■ Task to carry out ■
Would you please copy every line below that includes the string "JSON"?

__________

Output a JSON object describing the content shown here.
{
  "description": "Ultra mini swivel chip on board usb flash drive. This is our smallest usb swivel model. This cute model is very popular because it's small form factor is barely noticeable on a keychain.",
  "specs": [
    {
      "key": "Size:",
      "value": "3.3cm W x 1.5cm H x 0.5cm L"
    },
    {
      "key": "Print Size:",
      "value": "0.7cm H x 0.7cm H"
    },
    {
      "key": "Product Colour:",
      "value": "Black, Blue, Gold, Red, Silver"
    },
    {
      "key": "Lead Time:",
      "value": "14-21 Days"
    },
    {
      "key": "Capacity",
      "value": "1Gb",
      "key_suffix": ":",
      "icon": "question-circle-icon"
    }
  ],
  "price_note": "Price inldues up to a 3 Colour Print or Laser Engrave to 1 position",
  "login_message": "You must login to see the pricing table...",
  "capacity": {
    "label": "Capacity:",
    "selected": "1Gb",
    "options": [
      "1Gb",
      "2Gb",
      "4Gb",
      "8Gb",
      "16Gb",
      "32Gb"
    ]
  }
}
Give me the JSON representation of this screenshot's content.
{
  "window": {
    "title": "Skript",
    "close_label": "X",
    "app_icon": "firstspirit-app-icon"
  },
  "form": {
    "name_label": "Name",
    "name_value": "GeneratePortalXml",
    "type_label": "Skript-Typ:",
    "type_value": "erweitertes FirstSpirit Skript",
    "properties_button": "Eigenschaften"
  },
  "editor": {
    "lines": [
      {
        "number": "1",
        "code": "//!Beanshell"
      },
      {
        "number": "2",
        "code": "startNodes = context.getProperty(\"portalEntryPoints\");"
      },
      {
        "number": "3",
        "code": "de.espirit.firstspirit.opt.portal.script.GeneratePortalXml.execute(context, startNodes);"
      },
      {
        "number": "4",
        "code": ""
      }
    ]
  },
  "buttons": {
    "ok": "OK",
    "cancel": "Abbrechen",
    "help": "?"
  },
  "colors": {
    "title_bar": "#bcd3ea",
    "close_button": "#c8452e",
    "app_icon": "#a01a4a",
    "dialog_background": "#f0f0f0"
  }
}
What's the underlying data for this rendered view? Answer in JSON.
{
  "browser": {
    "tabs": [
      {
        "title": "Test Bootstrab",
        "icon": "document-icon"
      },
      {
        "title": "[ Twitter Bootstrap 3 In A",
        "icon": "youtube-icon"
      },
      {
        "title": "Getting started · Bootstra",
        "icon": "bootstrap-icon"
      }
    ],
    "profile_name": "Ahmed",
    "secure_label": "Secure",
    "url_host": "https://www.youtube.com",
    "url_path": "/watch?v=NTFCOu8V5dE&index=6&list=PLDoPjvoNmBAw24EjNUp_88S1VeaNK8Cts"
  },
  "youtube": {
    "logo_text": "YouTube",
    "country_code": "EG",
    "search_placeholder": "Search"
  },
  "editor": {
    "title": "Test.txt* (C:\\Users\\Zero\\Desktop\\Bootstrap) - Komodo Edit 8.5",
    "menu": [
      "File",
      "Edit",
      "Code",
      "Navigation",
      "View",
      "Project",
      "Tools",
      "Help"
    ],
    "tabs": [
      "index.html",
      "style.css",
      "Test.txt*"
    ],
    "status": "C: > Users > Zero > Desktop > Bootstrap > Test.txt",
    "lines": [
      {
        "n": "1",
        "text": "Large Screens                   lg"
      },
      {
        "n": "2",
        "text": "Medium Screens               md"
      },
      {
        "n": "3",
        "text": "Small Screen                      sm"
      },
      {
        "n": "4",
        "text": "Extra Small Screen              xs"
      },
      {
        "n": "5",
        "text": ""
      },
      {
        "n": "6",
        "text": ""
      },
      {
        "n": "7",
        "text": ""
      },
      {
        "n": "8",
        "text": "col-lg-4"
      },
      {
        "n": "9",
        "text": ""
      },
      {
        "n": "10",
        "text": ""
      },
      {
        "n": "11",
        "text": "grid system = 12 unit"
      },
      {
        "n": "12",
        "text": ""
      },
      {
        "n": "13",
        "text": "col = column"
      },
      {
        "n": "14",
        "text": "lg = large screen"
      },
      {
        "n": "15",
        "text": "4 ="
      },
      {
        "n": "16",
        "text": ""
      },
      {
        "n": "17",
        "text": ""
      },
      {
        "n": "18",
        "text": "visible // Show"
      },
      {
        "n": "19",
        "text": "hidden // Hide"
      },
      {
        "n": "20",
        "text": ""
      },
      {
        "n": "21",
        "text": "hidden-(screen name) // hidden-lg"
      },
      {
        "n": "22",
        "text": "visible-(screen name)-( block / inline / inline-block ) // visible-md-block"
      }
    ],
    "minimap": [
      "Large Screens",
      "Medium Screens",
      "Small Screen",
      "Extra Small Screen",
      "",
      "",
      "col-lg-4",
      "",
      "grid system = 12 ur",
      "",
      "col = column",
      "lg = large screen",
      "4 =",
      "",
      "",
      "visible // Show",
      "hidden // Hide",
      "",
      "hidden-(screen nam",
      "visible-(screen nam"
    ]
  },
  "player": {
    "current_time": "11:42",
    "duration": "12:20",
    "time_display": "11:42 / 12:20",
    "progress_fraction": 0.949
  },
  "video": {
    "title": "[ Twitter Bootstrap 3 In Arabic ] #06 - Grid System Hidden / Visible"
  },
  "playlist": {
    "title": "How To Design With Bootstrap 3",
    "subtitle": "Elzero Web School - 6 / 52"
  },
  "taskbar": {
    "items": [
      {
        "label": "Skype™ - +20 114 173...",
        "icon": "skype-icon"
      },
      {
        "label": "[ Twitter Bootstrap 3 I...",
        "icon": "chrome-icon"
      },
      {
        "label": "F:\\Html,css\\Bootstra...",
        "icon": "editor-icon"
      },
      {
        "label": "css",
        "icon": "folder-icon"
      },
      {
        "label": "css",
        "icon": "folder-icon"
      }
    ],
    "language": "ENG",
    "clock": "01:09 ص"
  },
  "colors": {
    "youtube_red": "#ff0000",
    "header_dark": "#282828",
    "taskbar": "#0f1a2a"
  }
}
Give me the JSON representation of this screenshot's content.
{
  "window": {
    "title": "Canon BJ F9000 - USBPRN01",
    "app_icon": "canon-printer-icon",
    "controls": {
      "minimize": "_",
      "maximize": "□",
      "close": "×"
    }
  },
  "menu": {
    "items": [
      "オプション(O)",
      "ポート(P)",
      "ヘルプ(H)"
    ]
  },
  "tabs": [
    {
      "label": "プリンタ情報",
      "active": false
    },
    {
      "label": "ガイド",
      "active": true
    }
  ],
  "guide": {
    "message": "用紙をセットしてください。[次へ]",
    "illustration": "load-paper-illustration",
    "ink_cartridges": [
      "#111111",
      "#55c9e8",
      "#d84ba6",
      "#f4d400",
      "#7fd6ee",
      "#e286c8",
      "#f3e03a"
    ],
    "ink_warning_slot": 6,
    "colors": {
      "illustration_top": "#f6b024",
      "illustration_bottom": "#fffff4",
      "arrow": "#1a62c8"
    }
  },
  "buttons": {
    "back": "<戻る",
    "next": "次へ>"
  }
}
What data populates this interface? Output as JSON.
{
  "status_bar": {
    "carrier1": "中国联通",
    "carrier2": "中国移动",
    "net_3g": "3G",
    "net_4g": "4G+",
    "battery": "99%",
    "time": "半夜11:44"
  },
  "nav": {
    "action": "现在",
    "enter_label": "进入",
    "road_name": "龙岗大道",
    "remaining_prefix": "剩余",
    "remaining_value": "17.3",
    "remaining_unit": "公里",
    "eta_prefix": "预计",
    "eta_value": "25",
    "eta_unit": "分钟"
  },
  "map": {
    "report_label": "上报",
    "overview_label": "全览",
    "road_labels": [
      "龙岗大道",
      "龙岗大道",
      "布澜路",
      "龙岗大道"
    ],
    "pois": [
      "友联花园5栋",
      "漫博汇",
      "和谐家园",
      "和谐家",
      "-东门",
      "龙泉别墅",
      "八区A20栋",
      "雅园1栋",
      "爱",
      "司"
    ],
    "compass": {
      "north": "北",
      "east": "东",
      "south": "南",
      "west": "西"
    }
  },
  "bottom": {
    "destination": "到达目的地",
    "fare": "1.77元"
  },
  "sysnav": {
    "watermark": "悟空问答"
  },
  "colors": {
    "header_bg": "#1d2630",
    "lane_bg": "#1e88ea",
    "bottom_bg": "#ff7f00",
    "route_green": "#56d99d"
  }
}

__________

■ Solution below ■
Output a JSON object describing the content shown here.
Give me the JSON representation of this screenshot's content.
What's the underlying data for this rendered view? Answer in JSON.
Give me the JSON representation of this screenshot's content.
What data populates this interface? Output as JSON.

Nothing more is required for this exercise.